pipes

By MarEx 2015-09-28 19:46:47

The Barents Observer reported last week that the Russian Ministry of Energy has openly expressing concern about safety, security and progress in offshore development as a result of a lack of spare parts. However, one player in the industry, Gazprom, has issued a statement about its homegrown part strategy.

According to the ministry, Russian companies might lack as many as 150,000 components needed for offshore platforms by 2020. According to media reports, 68 percent of the technical equipment needed by the industry is now subject to sanctions and consequently out of reach.

However, the Gazprom Board of Directors stated that the company has taken action on minimizing its dependence on the foreign equipment supply. “The company had been pursuing a comprehensive import substitution strategy for years. As a result, the share of home-produced equipment accounted for about 95 per cent in Gazprom Group’s procurement portfolio.”

The company approved a list of essential products that had to be substituted and produced domestically. Based on this list, the ways of launching competitive import substitution were studied and critical areas and reasonable timeframes for further minimization of import dependence were defined.

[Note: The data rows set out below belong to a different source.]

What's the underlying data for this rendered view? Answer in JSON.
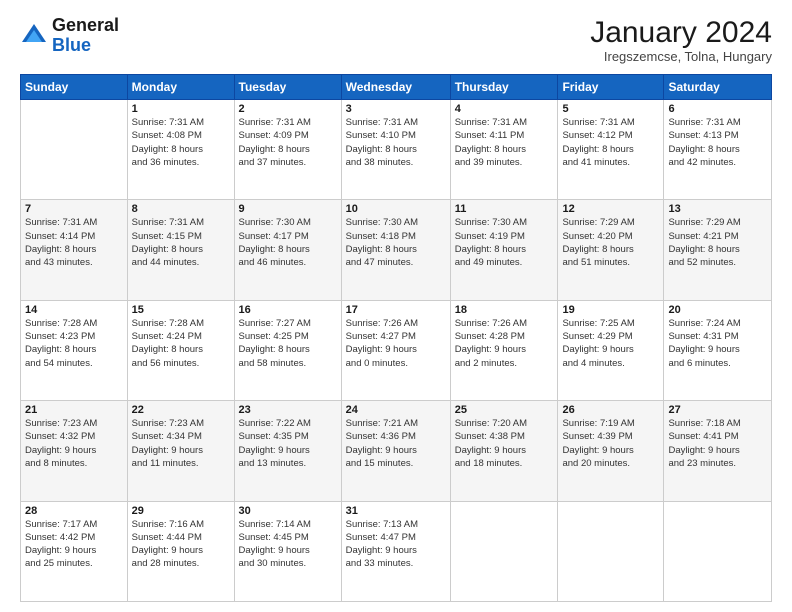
{
  "logo": {
    "general": "General",
    "blue": "Blue"
  },
  "header": {
    "month_year": "January 2024",
    "location": "Iregszemcse, Tolna, Hungary"
  },
  "days_of_week": [
    "Sunday",
    "Monday",
    "Tuesday",
    "Wednesday",
    "Thursday",
    "Friday",
    "Saturday"
  ],
  "weeks": [
    [
      {
        "day": "",
        "info": ""
      },
      {
        "day": "1",
        "info": "Sunrise: 7:31 AM\nSunset: 4:08 PM\nDaylight: 8 hours\nand 36 minutes."
      },
      {
        "day": "2",
        "info": "Sunrise: 7:31 AM\nSunset: 4:09 PM\nDaylight: 8 hours\nand 37 minutes."
      },
      {
        "day": "3",
        "info": "Sunrise: 7:31 AM\nSunset: 4:10 PM\nDaylight: 8 hours\nand 38 minutes."
      },
      {
        "day": "4",
        "info": "Sunrise: 7:31 AM\nSunset: 4:11 PM\nDaylight: 8 hours\nand 39 minutes."
      },
      {
        "day": "5",
        "info": "Sunrise: 7:31 AM\nSunset: 4:12 PM\nDaylight: 8 hours\nand 41 minutes."
      },
      {
        "day": "6",
        "info": "Sunrise: 7:31 AM\nSunset: 4:13 PM\nDaylight: 8 hours\nand 42 minutes."
      }
    ],
    [
      {
        "day": "7",
        "info": "Sunrise: 7:31 AM\nSunset: 4:14 PM\nDaylight: 8 hours\nand 43 minutes."
      },
      {
        "day": "8",
        "info": "Sunrise: 7:31 AM\nSunset: 4:15 PM\nDaylight: 8 hours\nand 44 minutes."
      },
      {
        "day": "9",
        "info": "Sunrise: 7:30 AM\nSunset: 4:17 PM\nDaylight: 8 hours\nand 46 minutes."
      },
      {
        "day": "10",
        "info": "Sunrise: 7:30 AM\nSunset: 4:18 PM\nDaylight: 8 hours\nand 47 minutes."
      },
      {
        "day": "11",
        "info": "Sunrise: 7:30 AM\nSunset: 4:19 PM\nDaylight: 8 hours\nand 49 minutes."
      },
      {
        "day": "12",
        "info": "Sunrise: 7:29 AM\nSunset: 4:20 PM\nDaylight: 8 hours\nand 51 minutes."
      },
      {
        "day": "13",
        "info": "Sunrise: 7:29 AM\nSunset: 4:21 PM\nDaylight: 8 hours\nand 52 minutes."
      }
    ],
    [
      {
        "day": "14",
        "info": "Sunrise: 7:28 AM\nSunset: 4:23 PM\nDaylight: 8 hours\nand 54 minutes."
      },
      {
        "day": "15",
        "info": "Sunrise: 7:28 AM\nSunset: 4:24 PM\nDaylight: 8 hours\nand 56 minutes."
      },
      {
        "day": "16",
        "info": "Sunrise: 7:27 AM\nSunset: 4:25 PM\nDaylight: 8 hours\nand 58 minutes."
      },
      {
        "day": "17",
        "info": "Sunrise: 7:26 AM\nSunset: 4:27 PM\nDaylight: 9 hours\nand 0 minutes."
      },
      {
        "day": "18",
        "info": "Sunrise: 7:26 AM\nSunset: 4:28 PM\nDaylight: 9 hours\nand 2 minutes."
      },
      {
        "day": "19",
        "info": "Sunrise: 7:25 AM\nSunset: 4:29 PM\nDaylight: 9 hours\nand 4 minutes."
      },
      {
        "day": "20",
        "info": "Sunrise: 7:24 AM\nSunset: 4:31 PM\nDaylight: 9 hours\nand 6 minutes."
      }
    ],
    [
      {
        "day": "21",
        "info": "Sunrise: 7:23 AM\nSunset: 4:32 PM\nDaylight: 9 hours\nand 8 minutes."
      },
      {
        "day": "22",
        "info": "Sunrise: 7:23 AM\nSunset: 4:34 PM\nDaylight: 9 hours\nand 11 minutes."
      },
      {
        "day": "23",
        "info": "Sunrise: 7:22 AM\nSunset: 4:35 PM\nDaylight: 9 hours\nand 13 minutes."
      },
      {
        "day": "24",
        "info": "Sunrise: 7:21 AM\nSunset: 4:36 PM\nDaylight: 9 hours\nand 15 minutes."
      },
      {
        "day": "25",
        "info": "Sunrise: 7:20 AM\nSunset: 4:38 PM\nDaylight: 9 hours\nand 18 minutes."
      },
      {
        "day": "26",
        "info": "Sunrise: 7:19 AM\nSunset: 4:39 PM\nDaylight: 9 hours\nand 20 minutes."
      },
      {
        "day": "27",
        "info": "Sunrise: 7:18 AM\nSunset: 4:41 PM\nDaylight: 9 hours\nand 23 minutes."
      }
    ],
    [
      {
        "day": "28",
        "info": "Sunrise: 7:17 AM\nSunset: 4:42 PM\nDaylight: 9 hours\nand 25 minutes."
      },
      {
        "day": "29",
        "info": "Sunrise: 7:16 AM\nSunset: 4:44 PM\nDaylight: 9 hours\nand 28 minutes."
      },
      {
        "day": "30",
        "info": "Sunrise: 7:14 AM\nSunset: 4:45 PM\nDaylight: 9 hours\nand 30 minutes."
      },
      {
        "day": "31",
        "info": "Sunrise: 7:13 AM\nSunset: 4:47 PM\nDaylight: 9 hours\nand 33 minutes."
      },
      {
        "day": "",
        "info": ""
      },
      {
        "day": "",
        "info": ""
      },
      {
        "day": "",
        "info": ""
      }
    ]
  ]
}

The import substitution objectives are achieved, for instance, by establishing technology partnerships with Russian producers of oil and gas equipment. Thus, Gazprom has long-standing cooperation with machine building and pipe companies, aimed at mastering cutting-edge technologies and initiating production of domestic equipment not inferior to its foreign analogues for Gazprom’s needs. 

Among the company’s partners are Cryogenmash, United Metallurgical Company, OMZ, REP Holding, Severstal, Pipe Metallurgical Company TMK and Chelyabinsk Pipe Rolling Plant.

The company is also in close liaison with Russian region authorities; thus, Gazprom and 19 constituent entities are implementing roadmaps for a wider application of locally manufactured products and technologies at Gazprom’s facilities. 

The New Technologies in Gas Industry’ Association of Equipment Manufacturers has been established and successfully coordinates activities of national enterprises. 

Soon, Gazprom plans to trial a new form of cooperation with potential manufacturers of import substitution products: long-term agreements will stipulate that Gazprom guarantees to buy a fixed amount of equipment to be produced, supplied and maintained by domestic manufacturers. Several pilot projects will test this new way of business relations.

The company has developed over a thousand of in-house standards, most of them are related to oil and gas equipment, and they contain even more stringent reliability and safety requirements than their national and international counterparts.

The Management Committee is tasked to annually submit a progress report on import substitution projects to the Board of Directors.